Single race parties and divide and rule policies are real disuniting factors, not SJKCs

Media Statement
by Ronnie Liu

(Petaling Jaya,  Tuesday): Many Malaysians were disappointed with the comments made by the Prime Minister Datuk Seri Abdullah Ahmad Badawi yesterday, when he says that building more  Chinese primary schools would jeopardize the unity among the different races in this country.

Such shocking, biased and baseless comments coming from none other than the No.1 leader of the country have hurt the feelings of the Chinese community, which in general are ardent supporters of SJKCs. At this point of time, 9 out of 10 Chinese parents prefer to send their children to SJKCs. Currently, there are about 65,000 Non-Malays students studying in the SJKCs. I guess their parents too may not find the PM’s statement acceptable.

SJK stands for Sekolah Jenis Kebangsaana (national-type); Abdullah has made a big mistake when he describes the SJKCs as bukan kebangsaan( non-national). Both the SKs and SJKs share the same curriculum; the only difference lies in the medium of language. It’s therefore also wrong for him to claim that there are two different types of primary education system. It’s unforgivable for a former Minister of Education to make such a glaring mistake.

It appears to us that the Prime Minister has not only forgotten about his 2004 general election pledges (Barisan Nasional put up full page full colours advertisements in various newspapers, making many promises on the development of SJKCs and mother tongue education), he has also ignored the human rights of the Malaysian Chinese, for receiving mother tongue education is a fundamental right enshrined in our Federal Constitution and the UN Human Rights Declarations.

His statement has also crushed the hopes of many parents living in urban areas such as Johor Bahru, Cheras, Puchong, Subang Jaya and Petaling Jaya. The acute shortage of SJKCs in their areas had cost them many sleepless nights and great inconveniences. Many of them have to sacrifice valuable sleeps to send their kids to schools far way from homes.  

We support his call to strengthen sekolah kebangsaan. Many Malaysian parents including senior Cabinet ministers have lost confidence in sekolah kebangsaan. They prefer to send their kids to international schools or the private ones such as Sri Inai and Sri Cempaka. Some of them even prefer to send their kids to boarding schools in UK and the United States.

But the strengthening of sekolah kebangsaan must not sacrifice the development of the sekolah jenis kebangsaan including Chinese primary schools.

If the PM really wants to listen to the truth, I would not hesitate to tell him that single race parties which practice divide and rule techniques and racial policies were the biggest disuniting factor in this country. It’s the sense of injustices and unhappiness arising from preferential treatments and inequalities that preventing us from emerging as a truly united nation after years of gaining independence from the British.

I would like to give just one example to illustrate my point of view. While we understand the need of affirmative actions under the NEP, one cannot expect a student who passed their STPM or SPM with flying colours to feel happy and good when he or she was rejected by the local universities purely because of his or her skin colour.
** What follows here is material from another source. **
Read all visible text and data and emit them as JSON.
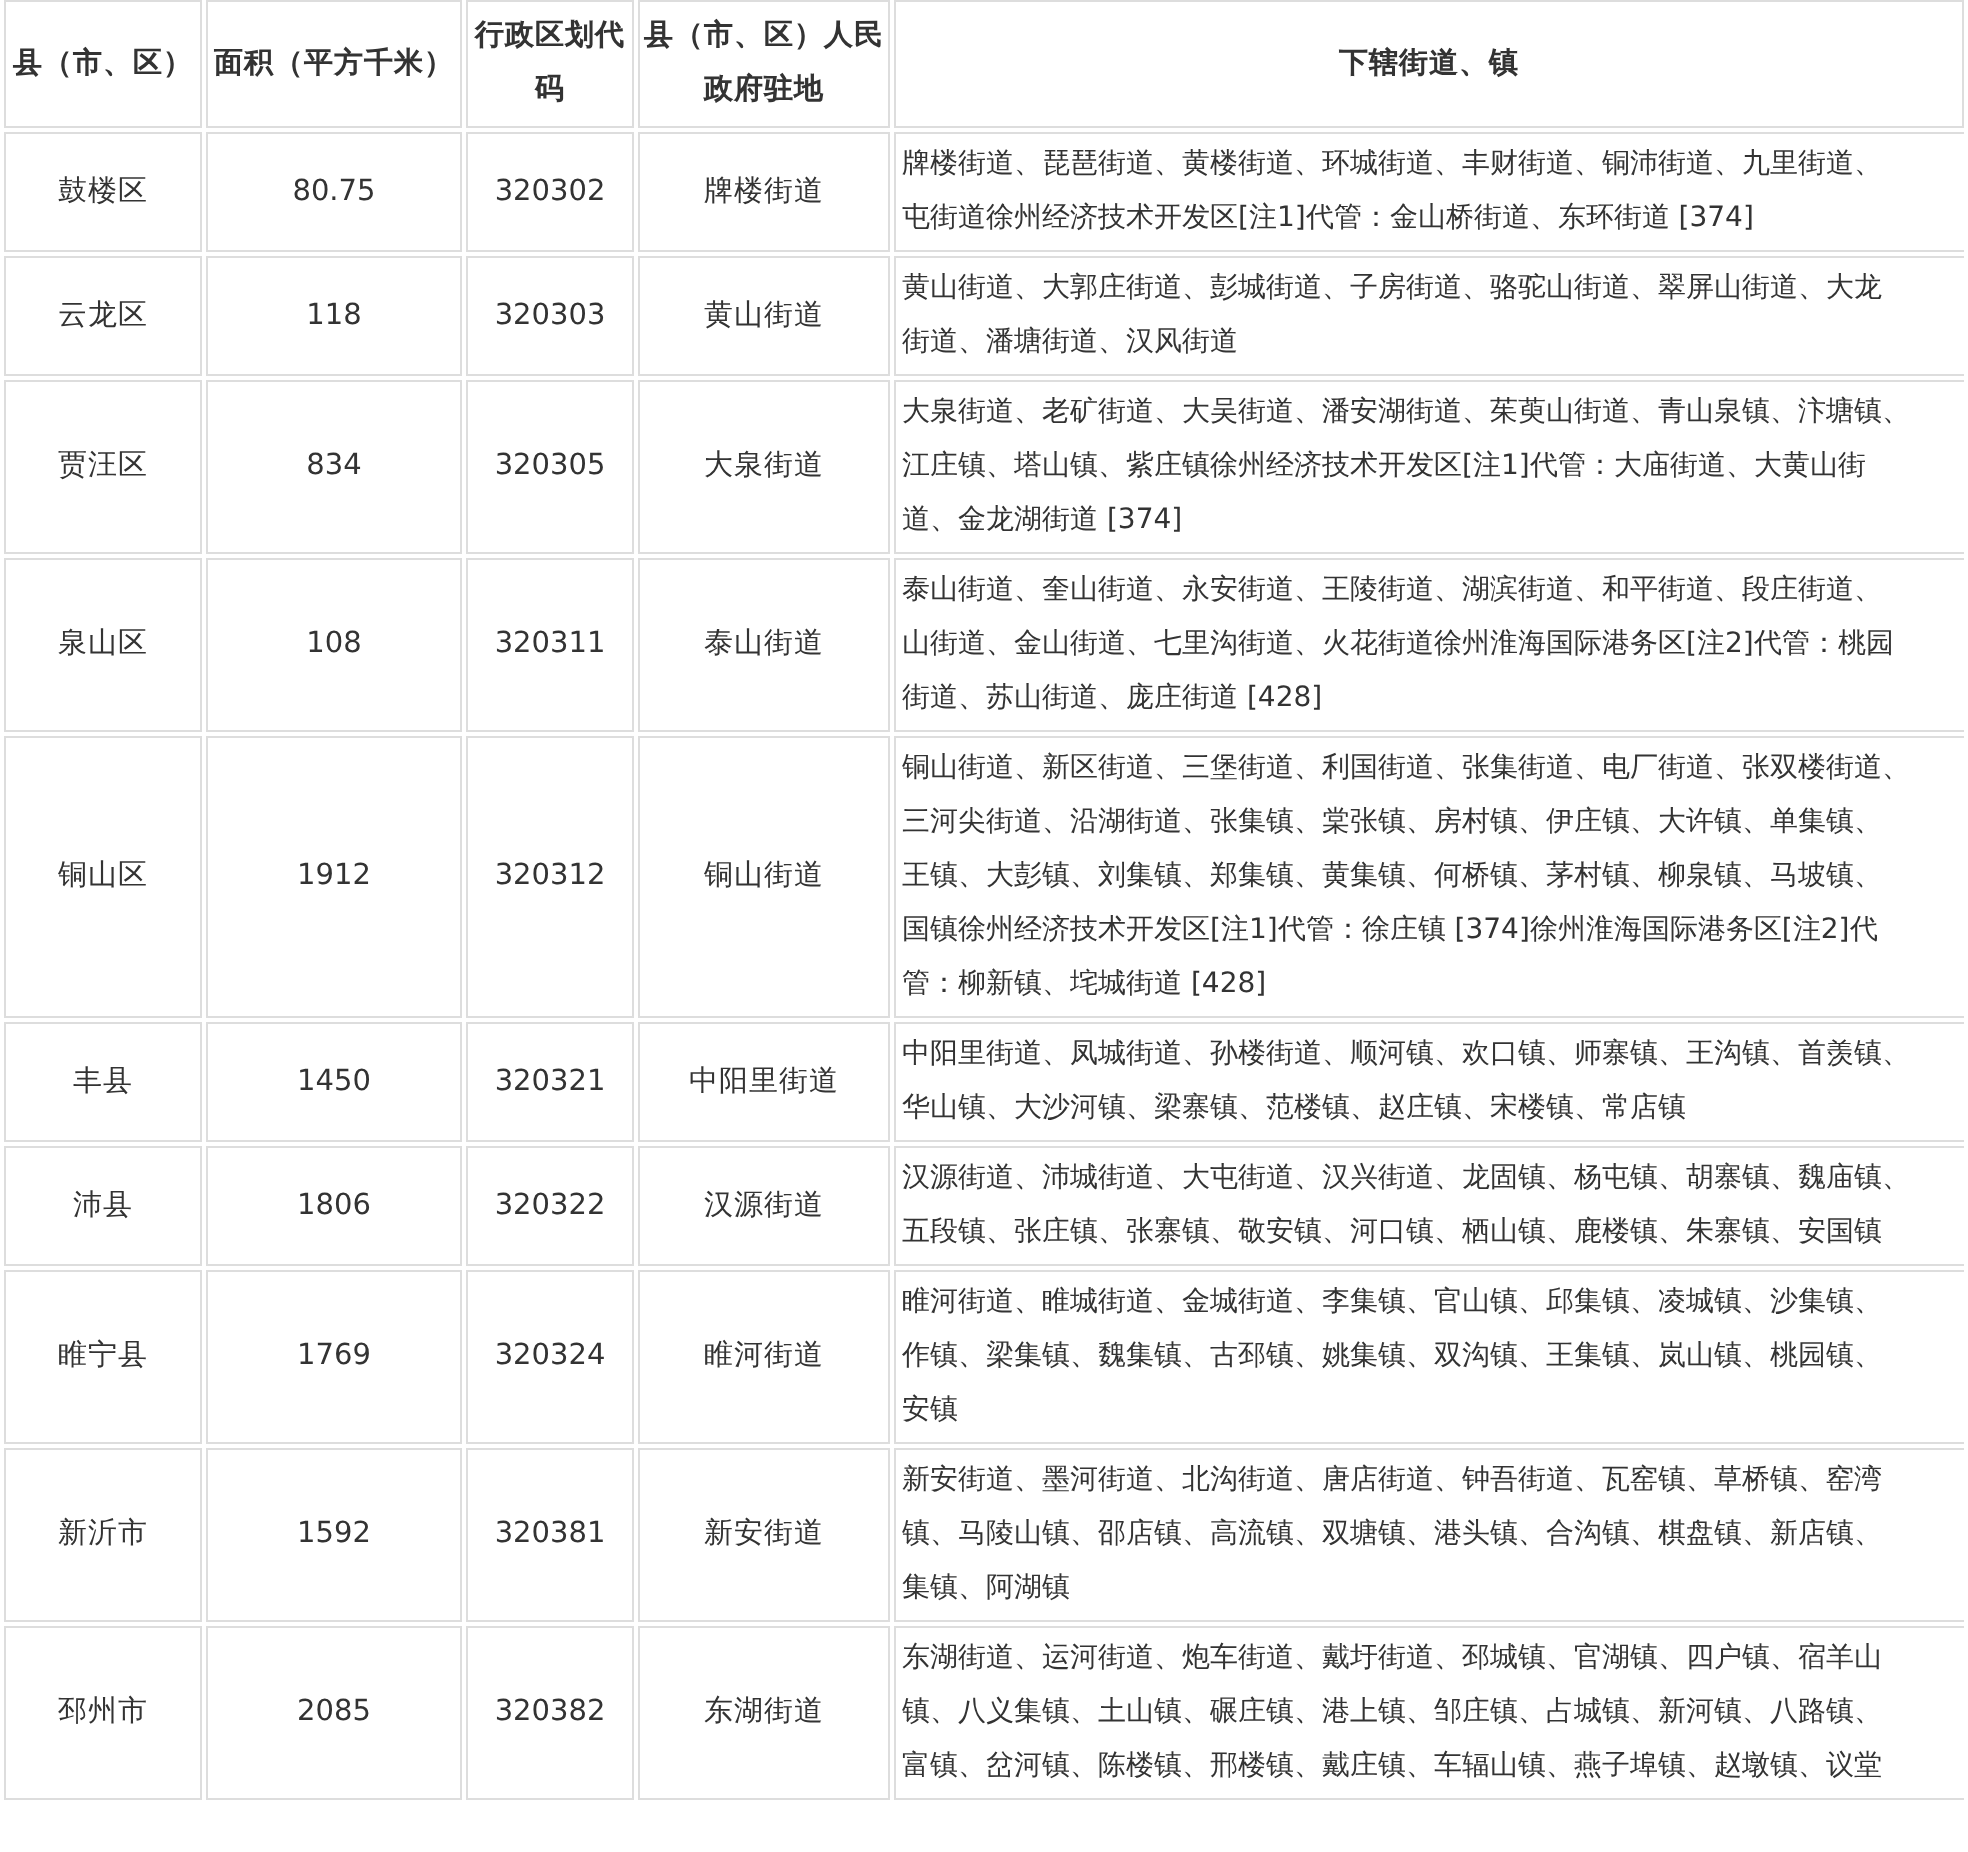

Many have given their valuable views on the subject of national unity over the live Debat Perdana over TV1 beginning from this year. It looks like the debate has very little or no impact in correcting the views and understandings of our political leaders.

On the surface of it, putting our young children of different ethnic backgrounds together with an intention to encourage intermingling and cross-culture understanding can be a good idea. But good intention alone is not good enough to foster racial relations. Our young children in the schools and universities are not living in a vacuum. The moment our young children sense that there are so much of inequalities and injustices in our socio-economic and educational systems, they will begin to ask those questions which are very difficult for their parents to answer. That largely explains why polarization has reached such a shameful height in some local universities.

At the end of the day, it’s justice, freedom, equality and democracy that make peace, harmony and goodwill a reality among the people.

Stop pointing your finger else where, my dear honorable Prime Minister.


* Ronnie Liu Tian Khiew, DAP International Secretary and NGO bureau chief